Please give the listing again in full, leaving out its images.

Record extracts:
□ □ □ □

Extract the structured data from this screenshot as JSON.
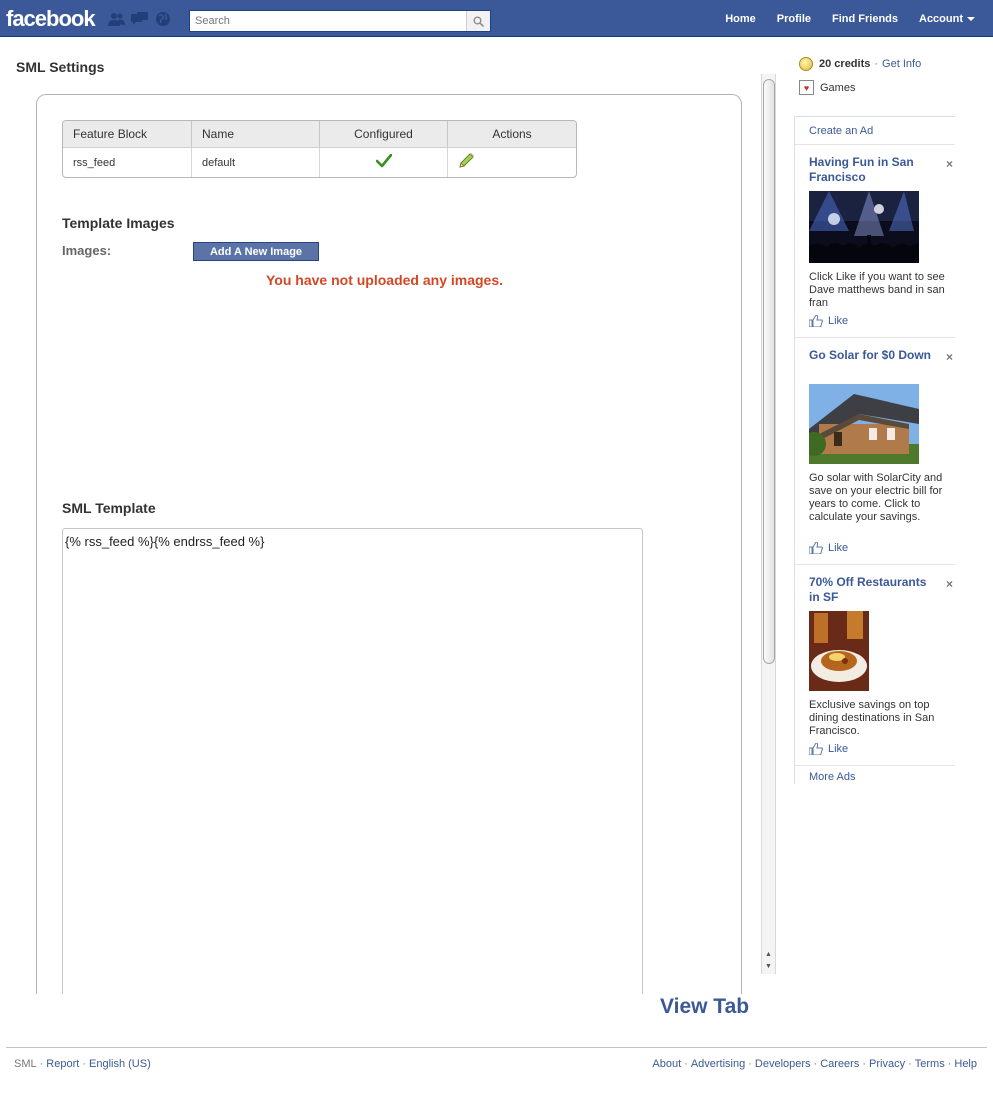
{
  "topbar": {
    "logo": "facebook",
    "search_placeholder": "Search",
    "nav": [
      "Home",
      "Profile",
      "Find Friends",
      "Account"
    ]
  },
  "main": {
    "page_title": "SML Settings",
    "table": {
      "headers": [
        "Feature Block",
        "Name",
        "Configured",
        "Actions"
      ],
      "rows": [
        {
          "feature_block": "rss_feed",
          "name": "default",
          "configured": "✔",
          "actions_icon": "pencil-icon"
        }
      ]
    },
    "template_images_title": "Template Images",
    "images_label": "Images:",
    "add_image_button": "Add A New Image",
    "no_images_message": "You have not uploaded any images.",
    "sml_template_title": "SML Template",
    "sml_template_value": "{% rss_feed %}{% endrss_feed %}",
    "view_tab": "View Tab"
  },
  "sidebar": {
    "credits_amount": "20 credits",
    "credits_link": "Get Info",
    "games_label": "Games",
    "create_ad": "Create an Ad",
    "ads": [
      {
        "title": "Having Fun in San Francisco",
        "body": "Click Like if you want to see Dave matthews band in san fran",
        "like": "Like",
        "image": "concert-photo"
      },
      {
        "title": "Go Solar for $0 Down",
        "body": "Go solar with SolarCity and save on your electric bill for years to come. Click to calculate your savings.",
        "like": "Like",
        "image": "house-solar-photo"
      },
      {
        "title": "70% Off Restaurants in SF",
        "body": "Exclusive savings on top dining destinations in San Francisco.",
        "like": "Like",
        "image": "food-photo"
      }
    ],
    "more_ads": "More Ads",
    "close_glyph": "×"
  },
  "footer": {
    "left": [
      "SML",
      "Report",
      "English (US)"
    ],
    "right": [
      "About",
      "Advertising",
      "Developers",
      "Careers",
      "Privacy",
      "Terms",
      "Help"
    ]
  },
  "colors": {
    "brand_blue": "#3b5998",
    "warning_red": "#d24726",
    "check_green": "#3a8f1e"
  }
}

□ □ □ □

Solved exercise:
Extract the structured data from this screenshot as JSON.
{
  "topbar": {
    "logo": "facebook",
    "search_placeholder": "Search",
    "nav": [
      "Home",
      "Profile",
      "Find Friends",
      "Account"
    ]
  },
  "main": {
    "page_title": "SML Settings",
    "table": {
      "headers": [
        "Feature Block",
        "Name",
        "Configured",
        "Actions"
      ],
      "rows": [
        {
          "feature_block": "rss_feed",
          "name": "default",
          "configured": "✔",
          "actions_icon": "pencil-icon"
        }
      ]
    },
    "template_images_title": "Template Images",
    "images_label": "Images:",
    "add_image_button": "Add A New Image",
    "no_images_message": "You have not uploaded any images.",
    "sml_template_title": "SML Template",
    "sml_template_value": "{% rss_feed %}{% endrss_feed %}",
    "view_tab": "View Tab"
  },
  "sidebar": {
    "credits_amount": "20 credits",
    "credits_link": "Get Info",
    "games_label": "Games",
    "create_ad": "Create an Ad",
    "ads": [
      {
        "title": "Having Fun in San Francisco",
        "body": "Click Like if you want to see Dave matthews band in san fran",
        "like": "Like",
        "image": "concert-photo"
      },
      {
        "title": "Go Solar for $0 Down",
        "body": "Go solar with SolarCity and save on your electric bill for years to come. Click to calculate your savings.",
        "like": "Like",
        "image": "house-solar-photo"
      },
      {
        "title": "70% Off Restaurants in SF",
        "body": "Exclusive savings on top dining destinations in San Francisco.",
        "like": "Like",
        "image": "food-photo"
      }
    ],
    "more_ads": "More Ads",
    "close_glyph": "×"
  },
  "footer": {
    "left": [
      "SML",
      "Report",
      "English (US)"
    ],
    "right": [
      "About",
      "Advertising",
      "Developers",
      "Careers",
      "Privacy",
      "Terms",
      "Help"
    ]
  },
  "colors": {
    "brand_blue": "#3b5998",
    "warning_red": "#d24726",
    "check_green": "#3a8f1e"
  }
}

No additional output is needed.